— Task description —
Tally every line of the records below that includes "circle", and reply with the total alone.

— Data extract —

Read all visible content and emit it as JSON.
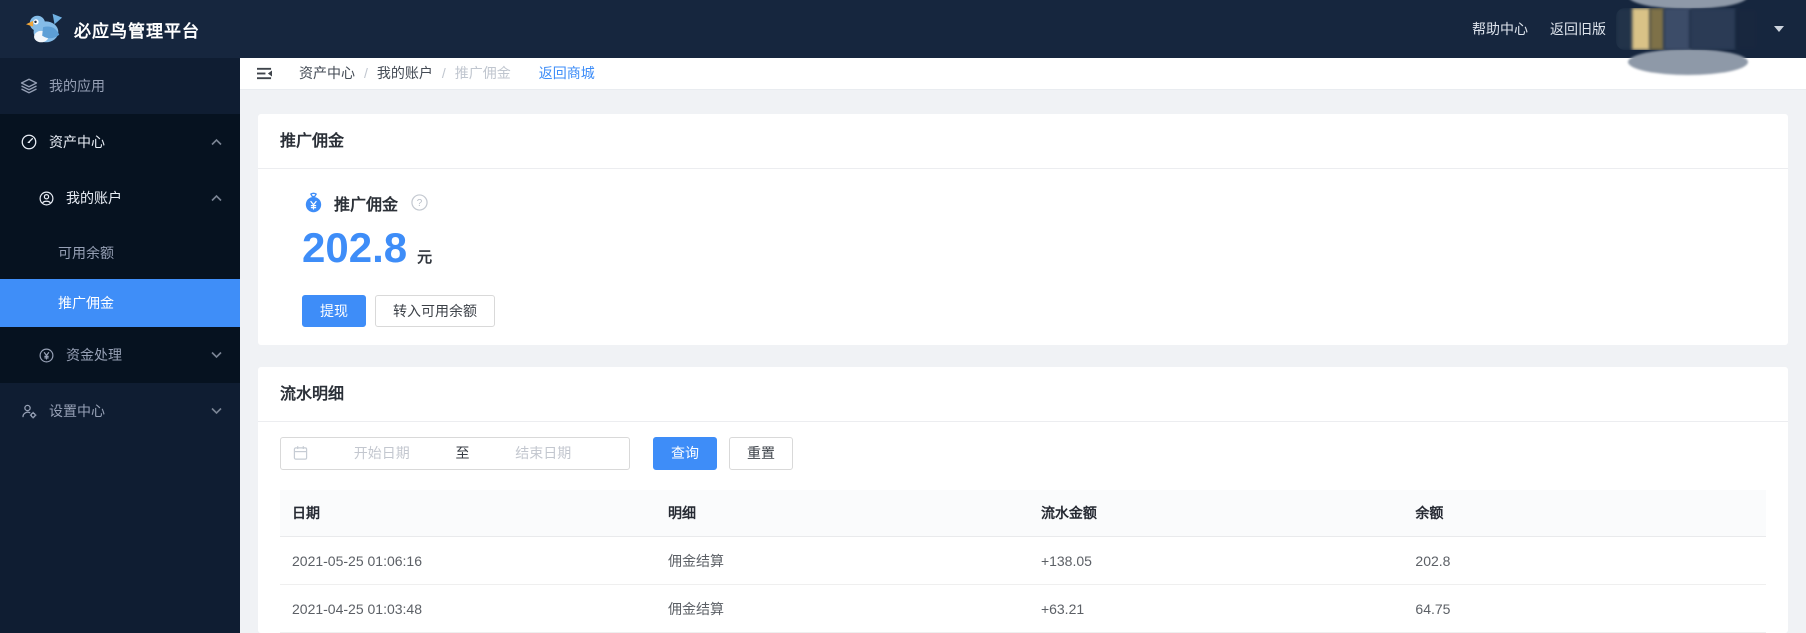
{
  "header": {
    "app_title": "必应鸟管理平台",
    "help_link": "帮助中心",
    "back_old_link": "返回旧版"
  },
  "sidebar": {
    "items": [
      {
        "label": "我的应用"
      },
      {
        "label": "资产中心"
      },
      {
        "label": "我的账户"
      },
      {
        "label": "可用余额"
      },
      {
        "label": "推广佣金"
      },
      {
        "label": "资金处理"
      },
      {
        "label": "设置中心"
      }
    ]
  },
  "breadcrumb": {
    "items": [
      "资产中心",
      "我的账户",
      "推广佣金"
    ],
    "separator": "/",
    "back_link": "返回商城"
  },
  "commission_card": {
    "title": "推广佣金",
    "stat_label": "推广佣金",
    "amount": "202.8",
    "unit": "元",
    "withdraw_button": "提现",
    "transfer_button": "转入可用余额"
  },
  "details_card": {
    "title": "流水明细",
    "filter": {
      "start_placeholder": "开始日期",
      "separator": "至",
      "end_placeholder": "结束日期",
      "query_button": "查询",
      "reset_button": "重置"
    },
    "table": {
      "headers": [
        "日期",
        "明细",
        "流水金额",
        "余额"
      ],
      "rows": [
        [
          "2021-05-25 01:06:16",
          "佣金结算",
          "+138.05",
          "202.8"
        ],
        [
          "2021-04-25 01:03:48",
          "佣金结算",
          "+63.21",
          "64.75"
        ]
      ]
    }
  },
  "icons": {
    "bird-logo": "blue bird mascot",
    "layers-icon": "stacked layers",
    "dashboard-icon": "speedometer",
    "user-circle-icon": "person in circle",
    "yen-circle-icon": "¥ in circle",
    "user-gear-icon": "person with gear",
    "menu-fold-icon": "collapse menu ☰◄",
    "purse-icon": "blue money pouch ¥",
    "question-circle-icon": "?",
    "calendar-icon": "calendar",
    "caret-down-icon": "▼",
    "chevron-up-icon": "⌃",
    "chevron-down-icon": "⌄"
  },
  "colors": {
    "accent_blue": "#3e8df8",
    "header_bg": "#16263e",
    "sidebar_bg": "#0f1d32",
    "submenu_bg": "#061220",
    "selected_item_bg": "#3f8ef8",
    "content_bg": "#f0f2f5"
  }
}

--

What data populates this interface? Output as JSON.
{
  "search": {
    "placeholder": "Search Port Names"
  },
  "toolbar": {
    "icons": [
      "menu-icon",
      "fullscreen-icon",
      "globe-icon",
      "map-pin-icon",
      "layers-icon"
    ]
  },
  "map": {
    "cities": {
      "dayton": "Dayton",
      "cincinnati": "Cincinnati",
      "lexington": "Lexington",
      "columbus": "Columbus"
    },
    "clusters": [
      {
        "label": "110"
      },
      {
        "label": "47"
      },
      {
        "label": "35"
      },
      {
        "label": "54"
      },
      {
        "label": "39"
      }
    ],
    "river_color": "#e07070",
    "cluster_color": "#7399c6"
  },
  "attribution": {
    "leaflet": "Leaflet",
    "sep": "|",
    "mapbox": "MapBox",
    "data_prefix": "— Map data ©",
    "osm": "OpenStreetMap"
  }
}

— Answer to this problem —
3